A theater troupe from Israel’s Habima National Theater performed the Israeli musical “Bustan Sephardi” [“Spanish Orchard”] last week, a comedy about Moroccan Jews who settle in the Old City of Jerusalem.
“Bustan Sephardi” is performed in both Hebrew and Ladino, which is the language of the Spanish Jews who left Spain in the 15th century.
The play is an update of the original, which was written by the fifth Israeli president, Yitzhak Navon, in 1969. Navon was born in Israel but his mother was a Moroccan Jew.
Navon’s son, Erez, prompted taking the play to Morocco; he credited the birth of “Bustan Sephardi” to outcry from Sephardic Jews “who were seeing their culture vanish and being silenced.”
According to reports on Israel’s Channel 12 news, Moroccans received the play well, with one local who attended stating, “In Morocco there were once Muslims and Jews living together. Now it’s all very complicated. I’m happy to be here.”
Israel and Morocco have had warming ties since the signing of the Abraham Accords but the hostility has not vanished yet, with Morocco’s national team unfurling a Palestinian flag on the field while celebrating their World Cup win over Spain.
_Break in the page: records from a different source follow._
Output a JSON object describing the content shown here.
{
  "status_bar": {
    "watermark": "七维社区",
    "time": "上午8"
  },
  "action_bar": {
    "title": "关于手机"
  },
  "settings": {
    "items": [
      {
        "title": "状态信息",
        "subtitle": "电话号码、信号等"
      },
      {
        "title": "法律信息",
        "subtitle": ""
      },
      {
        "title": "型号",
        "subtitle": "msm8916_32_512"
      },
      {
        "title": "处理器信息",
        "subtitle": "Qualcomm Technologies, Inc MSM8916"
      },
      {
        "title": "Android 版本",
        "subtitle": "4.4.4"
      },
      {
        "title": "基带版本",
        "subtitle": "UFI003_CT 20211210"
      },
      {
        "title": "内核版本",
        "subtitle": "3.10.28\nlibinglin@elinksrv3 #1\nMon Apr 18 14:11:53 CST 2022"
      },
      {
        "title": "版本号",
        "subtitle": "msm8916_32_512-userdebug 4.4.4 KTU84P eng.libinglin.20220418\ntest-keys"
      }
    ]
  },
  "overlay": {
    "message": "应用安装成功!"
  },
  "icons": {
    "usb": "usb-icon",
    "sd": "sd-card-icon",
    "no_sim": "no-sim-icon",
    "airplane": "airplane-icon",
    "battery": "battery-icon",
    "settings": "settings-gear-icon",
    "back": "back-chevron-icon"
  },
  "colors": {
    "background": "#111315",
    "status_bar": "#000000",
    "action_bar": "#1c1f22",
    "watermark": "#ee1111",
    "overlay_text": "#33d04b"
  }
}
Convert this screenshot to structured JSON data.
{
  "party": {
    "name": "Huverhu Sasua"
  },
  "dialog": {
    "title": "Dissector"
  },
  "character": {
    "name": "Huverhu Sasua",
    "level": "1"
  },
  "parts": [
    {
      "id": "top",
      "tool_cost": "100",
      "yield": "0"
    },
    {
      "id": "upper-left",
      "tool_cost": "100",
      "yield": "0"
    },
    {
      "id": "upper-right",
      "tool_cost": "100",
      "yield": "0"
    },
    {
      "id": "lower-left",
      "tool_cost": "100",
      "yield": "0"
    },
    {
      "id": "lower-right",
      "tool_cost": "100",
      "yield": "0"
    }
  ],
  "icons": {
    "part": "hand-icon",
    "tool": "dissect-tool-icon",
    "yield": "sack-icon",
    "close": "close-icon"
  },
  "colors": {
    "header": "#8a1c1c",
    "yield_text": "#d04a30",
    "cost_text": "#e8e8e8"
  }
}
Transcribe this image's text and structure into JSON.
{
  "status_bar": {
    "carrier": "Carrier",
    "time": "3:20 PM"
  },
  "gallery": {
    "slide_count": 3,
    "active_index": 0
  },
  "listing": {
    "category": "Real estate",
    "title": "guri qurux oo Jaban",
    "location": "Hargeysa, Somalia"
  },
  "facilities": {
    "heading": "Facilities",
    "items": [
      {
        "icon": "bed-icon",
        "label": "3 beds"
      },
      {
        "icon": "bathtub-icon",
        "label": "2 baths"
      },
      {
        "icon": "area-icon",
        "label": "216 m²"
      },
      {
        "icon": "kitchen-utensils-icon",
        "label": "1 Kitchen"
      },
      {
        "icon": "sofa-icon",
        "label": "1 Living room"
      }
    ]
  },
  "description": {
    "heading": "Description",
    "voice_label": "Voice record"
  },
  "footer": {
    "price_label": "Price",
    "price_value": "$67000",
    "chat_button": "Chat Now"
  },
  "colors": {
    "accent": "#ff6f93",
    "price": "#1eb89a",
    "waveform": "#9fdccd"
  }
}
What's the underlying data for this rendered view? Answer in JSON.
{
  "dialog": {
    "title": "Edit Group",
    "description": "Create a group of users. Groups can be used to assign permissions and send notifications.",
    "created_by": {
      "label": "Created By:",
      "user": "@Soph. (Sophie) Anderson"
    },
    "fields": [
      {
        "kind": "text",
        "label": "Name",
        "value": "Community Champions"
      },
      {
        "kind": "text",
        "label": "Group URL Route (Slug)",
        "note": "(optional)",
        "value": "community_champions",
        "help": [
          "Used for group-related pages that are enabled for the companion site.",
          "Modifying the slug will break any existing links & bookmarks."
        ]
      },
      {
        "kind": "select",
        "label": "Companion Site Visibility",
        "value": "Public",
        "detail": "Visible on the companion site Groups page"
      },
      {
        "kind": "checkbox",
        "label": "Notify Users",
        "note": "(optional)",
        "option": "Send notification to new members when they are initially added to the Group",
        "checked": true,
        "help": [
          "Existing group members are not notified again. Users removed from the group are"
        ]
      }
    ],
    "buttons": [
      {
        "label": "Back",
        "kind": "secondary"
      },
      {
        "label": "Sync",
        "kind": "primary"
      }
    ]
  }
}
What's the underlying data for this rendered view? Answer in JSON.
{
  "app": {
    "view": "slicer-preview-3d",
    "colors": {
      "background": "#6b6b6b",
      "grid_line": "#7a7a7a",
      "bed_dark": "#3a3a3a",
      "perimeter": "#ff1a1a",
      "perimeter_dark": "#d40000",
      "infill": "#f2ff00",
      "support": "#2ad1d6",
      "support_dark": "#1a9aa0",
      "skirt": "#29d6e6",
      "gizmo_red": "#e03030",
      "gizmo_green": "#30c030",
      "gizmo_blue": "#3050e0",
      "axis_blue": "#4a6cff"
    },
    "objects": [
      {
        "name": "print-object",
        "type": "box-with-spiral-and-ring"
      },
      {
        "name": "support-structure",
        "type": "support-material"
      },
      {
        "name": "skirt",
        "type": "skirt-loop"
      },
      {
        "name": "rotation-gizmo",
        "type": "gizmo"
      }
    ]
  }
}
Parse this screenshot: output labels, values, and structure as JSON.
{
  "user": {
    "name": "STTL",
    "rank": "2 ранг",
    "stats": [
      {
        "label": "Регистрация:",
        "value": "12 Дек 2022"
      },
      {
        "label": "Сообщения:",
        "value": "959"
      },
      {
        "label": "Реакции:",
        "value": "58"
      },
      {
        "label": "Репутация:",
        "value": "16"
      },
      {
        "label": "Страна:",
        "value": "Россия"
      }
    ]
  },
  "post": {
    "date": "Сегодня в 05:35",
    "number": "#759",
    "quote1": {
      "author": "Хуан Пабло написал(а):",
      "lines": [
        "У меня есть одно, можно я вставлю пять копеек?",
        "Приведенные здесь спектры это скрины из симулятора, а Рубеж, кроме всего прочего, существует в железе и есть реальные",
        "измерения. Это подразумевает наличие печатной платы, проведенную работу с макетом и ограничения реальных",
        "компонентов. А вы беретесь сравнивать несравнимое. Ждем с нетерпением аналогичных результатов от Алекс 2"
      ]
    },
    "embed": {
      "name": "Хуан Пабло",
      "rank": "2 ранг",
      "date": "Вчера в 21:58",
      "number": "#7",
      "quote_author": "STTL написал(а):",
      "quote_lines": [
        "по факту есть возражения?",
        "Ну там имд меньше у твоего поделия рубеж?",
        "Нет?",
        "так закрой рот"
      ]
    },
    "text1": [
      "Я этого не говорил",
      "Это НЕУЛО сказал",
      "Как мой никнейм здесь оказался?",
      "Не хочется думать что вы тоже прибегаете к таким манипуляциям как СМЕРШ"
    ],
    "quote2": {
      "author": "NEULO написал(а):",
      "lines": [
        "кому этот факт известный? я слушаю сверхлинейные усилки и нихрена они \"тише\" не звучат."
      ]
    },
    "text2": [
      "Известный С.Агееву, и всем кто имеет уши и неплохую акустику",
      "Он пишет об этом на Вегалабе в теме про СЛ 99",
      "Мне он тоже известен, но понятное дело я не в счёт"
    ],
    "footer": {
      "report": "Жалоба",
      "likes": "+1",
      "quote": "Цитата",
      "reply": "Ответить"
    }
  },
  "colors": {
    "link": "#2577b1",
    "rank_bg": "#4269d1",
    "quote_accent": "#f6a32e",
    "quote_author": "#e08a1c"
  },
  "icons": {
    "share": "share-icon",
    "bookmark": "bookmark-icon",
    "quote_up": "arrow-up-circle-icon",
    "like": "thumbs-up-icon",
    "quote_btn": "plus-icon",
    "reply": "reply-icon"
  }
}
Nevertheless, according to Morocco’s Youth, Culture and Communications Minister Mohamed Mehdi Bensaid, “There are many Moroccans in Israel, so for us, this [‘Bustan Sephardi’] is a bridge for the community in Israel and Moroccans here.”
The All Israel News Staff is a team of journalists in Israel.